So why does it happen?
"There are so many scenarios where children are left in danger," said Whitford. "Just running into a store the child might be sleeping and might be buckled into a car seat and you think that you're only going to be a minute or two."
Several parents say they would not leave their kids in their car for any amount of time.
"Never, never, there are just too many things that can happen," said Marilyn Wilson. "You never plan on those things happening but just in case you don't want to be the one and the thought of something happening to my children because I made one of those rash decisions I wouldn't be good for the rest of my life so I made a choice a long time ago that I would never do that."
FOX19 News went undercover, spending several days at convenience stores, post offices and gas stations to see how many parents really do refuse to take a chance of leaving their kids alone, even for just a minute.

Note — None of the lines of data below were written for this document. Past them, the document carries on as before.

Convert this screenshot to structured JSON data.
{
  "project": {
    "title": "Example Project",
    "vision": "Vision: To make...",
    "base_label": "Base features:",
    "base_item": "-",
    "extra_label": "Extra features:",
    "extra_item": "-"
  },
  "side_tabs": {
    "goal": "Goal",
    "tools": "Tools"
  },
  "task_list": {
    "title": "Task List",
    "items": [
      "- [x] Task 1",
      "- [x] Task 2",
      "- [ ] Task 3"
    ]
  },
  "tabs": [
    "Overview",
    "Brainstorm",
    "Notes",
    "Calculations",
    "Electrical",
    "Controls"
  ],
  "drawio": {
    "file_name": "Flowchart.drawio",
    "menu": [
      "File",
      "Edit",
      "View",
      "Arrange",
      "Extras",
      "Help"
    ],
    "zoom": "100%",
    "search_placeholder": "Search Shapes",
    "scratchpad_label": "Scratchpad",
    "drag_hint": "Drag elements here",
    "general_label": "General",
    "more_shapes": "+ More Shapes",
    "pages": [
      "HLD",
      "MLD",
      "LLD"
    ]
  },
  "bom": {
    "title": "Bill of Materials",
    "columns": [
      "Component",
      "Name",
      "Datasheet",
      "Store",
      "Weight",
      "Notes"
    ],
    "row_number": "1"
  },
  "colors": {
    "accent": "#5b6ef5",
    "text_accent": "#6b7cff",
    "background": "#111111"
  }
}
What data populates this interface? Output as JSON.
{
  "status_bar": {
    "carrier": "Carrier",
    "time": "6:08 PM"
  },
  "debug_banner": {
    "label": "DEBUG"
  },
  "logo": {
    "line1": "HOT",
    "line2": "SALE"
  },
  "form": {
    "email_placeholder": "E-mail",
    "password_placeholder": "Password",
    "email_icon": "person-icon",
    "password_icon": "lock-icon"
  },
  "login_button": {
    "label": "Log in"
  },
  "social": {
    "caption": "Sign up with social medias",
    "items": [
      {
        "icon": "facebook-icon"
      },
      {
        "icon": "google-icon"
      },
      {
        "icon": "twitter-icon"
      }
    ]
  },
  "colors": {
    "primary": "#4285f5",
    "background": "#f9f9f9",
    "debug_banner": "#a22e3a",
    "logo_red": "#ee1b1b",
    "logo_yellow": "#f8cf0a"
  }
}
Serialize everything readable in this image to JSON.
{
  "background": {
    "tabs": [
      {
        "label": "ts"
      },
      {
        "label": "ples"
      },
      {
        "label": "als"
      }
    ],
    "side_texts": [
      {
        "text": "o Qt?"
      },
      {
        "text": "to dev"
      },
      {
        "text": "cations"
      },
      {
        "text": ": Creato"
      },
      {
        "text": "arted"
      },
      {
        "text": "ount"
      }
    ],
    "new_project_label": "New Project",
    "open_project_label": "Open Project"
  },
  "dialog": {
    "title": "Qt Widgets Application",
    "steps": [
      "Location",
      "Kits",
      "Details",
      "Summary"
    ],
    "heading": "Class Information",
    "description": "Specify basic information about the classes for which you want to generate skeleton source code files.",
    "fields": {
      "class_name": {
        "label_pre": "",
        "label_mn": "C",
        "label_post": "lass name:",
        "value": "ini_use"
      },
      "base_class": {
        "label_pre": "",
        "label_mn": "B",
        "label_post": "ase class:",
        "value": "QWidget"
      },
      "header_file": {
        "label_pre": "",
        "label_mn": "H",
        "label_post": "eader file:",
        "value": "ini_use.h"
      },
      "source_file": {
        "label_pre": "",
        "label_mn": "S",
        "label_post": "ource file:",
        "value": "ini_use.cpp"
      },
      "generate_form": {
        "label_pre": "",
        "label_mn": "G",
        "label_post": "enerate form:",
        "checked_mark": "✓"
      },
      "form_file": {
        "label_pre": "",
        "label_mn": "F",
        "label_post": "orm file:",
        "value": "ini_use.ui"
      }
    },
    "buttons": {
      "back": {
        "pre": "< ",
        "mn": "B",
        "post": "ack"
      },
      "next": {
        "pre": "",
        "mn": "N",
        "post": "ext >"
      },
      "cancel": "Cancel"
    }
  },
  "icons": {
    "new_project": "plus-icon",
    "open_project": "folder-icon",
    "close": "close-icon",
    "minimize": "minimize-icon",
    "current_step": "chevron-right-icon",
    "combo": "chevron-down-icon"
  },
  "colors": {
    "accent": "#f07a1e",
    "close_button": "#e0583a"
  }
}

In the hours we watched, no one left their kids.
"I don't even think that it's complacency, I just think that you don't think that it's going to be you and it one of those things where you say it's going to be OK and that is the way that I like to operate at, that everything is going to be OK but I'm still responsible," said Wilson. "Those kids didn't ask to be here, it our jobs to take care of them I don't care how inconvenient it is...take those kids with you."
In some cases, leaving children unattended in a car can lead to criminal charges.
"Yes, it is in the state of Kentucky. It is against the law to leave a vehicle running unattended, said Whitford.
Police and child advocates say if you're in the situation, make the judgment simple. Turn your car off and don't leave your kids alone.